• _WORK ITEM_
Read the data line by line and say how many lines contain the string "index", giving the number alone.

[App and web page records]
· · · · · · ·
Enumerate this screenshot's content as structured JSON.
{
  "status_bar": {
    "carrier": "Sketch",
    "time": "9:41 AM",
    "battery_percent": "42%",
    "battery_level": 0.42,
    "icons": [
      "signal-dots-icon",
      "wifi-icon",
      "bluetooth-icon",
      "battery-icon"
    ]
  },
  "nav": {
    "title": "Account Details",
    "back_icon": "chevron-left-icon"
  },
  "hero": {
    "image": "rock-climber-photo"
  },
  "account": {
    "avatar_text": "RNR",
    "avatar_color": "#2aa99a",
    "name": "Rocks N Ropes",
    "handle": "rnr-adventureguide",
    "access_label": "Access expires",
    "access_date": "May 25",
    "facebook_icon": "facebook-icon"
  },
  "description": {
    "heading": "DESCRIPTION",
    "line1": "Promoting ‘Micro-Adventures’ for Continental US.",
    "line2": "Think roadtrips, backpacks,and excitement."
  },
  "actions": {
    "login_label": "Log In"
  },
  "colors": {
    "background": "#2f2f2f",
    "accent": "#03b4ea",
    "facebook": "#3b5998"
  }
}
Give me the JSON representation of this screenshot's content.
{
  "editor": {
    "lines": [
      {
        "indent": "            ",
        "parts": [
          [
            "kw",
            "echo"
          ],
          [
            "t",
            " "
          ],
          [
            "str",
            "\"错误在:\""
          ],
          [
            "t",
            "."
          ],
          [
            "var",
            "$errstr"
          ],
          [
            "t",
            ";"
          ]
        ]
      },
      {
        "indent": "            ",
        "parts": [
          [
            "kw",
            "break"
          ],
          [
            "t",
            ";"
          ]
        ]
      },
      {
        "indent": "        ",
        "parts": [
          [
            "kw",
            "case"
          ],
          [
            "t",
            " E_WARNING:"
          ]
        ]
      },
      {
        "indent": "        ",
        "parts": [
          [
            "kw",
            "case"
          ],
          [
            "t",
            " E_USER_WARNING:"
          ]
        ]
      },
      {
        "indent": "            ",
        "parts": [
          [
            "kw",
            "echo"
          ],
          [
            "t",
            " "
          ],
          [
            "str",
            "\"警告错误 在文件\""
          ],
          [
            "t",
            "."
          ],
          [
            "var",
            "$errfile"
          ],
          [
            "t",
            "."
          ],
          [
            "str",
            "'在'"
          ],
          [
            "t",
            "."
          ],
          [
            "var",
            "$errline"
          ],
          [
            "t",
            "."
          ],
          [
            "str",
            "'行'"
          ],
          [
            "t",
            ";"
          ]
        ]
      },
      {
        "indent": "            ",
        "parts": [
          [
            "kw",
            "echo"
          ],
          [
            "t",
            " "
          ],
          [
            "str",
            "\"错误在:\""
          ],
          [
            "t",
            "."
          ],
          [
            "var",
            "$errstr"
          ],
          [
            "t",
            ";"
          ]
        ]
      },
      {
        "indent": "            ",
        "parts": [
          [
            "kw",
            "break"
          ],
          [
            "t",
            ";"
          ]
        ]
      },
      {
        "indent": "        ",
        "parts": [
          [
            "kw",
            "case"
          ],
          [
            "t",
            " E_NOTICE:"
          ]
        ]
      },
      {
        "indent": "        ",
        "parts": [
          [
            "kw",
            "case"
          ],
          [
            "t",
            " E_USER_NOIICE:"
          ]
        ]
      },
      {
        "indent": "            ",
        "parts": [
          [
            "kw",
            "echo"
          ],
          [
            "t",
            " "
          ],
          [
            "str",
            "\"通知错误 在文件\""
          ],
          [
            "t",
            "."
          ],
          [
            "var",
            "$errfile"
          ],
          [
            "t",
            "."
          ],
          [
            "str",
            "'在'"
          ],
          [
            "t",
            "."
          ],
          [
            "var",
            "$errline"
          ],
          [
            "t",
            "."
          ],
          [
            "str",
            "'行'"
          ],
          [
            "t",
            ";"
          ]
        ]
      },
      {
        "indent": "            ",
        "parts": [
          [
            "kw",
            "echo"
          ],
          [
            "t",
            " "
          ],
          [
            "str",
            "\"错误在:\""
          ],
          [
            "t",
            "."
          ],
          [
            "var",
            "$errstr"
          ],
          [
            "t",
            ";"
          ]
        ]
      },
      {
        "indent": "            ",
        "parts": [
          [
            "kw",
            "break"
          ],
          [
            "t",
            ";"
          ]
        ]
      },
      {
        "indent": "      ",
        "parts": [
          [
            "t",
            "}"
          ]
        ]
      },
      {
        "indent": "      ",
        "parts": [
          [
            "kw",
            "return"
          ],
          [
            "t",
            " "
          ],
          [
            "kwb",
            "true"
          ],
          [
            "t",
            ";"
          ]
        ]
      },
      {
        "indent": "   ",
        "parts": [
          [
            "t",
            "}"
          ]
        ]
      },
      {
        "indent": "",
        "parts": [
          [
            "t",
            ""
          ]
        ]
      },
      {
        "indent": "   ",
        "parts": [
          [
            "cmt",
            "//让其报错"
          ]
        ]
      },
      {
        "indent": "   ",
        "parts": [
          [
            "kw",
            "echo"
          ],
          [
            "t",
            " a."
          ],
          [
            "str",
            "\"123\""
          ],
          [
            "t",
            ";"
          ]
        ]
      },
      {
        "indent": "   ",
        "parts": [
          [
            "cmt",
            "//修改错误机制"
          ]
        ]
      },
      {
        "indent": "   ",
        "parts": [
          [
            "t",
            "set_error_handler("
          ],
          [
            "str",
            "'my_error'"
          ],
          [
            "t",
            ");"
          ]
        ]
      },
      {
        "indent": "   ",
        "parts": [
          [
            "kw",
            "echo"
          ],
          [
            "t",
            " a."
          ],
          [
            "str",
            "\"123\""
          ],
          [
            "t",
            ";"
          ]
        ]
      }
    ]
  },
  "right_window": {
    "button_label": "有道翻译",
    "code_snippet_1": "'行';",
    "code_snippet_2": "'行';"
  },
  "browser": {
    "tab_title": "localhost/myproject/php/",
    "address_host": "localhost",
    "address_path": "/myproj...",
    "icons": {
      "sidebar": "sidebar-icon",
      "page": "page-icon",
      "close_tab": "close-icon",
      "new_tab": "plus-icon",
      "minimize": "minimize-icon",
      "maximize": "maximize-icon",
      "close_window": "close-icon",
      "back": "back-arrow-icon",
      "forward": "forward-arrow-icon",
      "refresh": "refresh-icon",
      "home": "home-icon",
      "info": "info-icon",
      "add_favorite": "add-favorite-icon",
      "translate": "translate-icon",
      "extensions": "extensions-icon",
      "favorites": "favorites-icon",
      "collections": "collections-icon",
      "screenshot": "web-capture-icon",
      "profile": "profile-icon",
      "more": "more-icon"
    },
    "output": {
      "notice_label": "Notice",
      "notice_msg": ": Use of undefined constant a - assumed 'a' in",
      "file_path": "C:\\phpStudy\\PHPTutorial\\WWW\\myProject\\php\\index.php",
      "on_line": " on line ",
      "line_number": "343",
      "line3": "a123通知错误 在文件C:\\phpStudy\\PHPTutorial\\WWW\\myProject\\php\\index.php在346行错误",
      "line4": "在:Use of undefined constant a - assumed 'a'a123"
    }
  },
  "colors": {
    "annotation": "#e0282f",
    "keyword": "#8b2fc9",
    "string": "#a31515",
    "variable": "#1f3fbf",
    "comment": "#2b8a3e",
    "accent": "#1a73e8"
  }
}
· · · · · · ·
• _SOLUTION_
2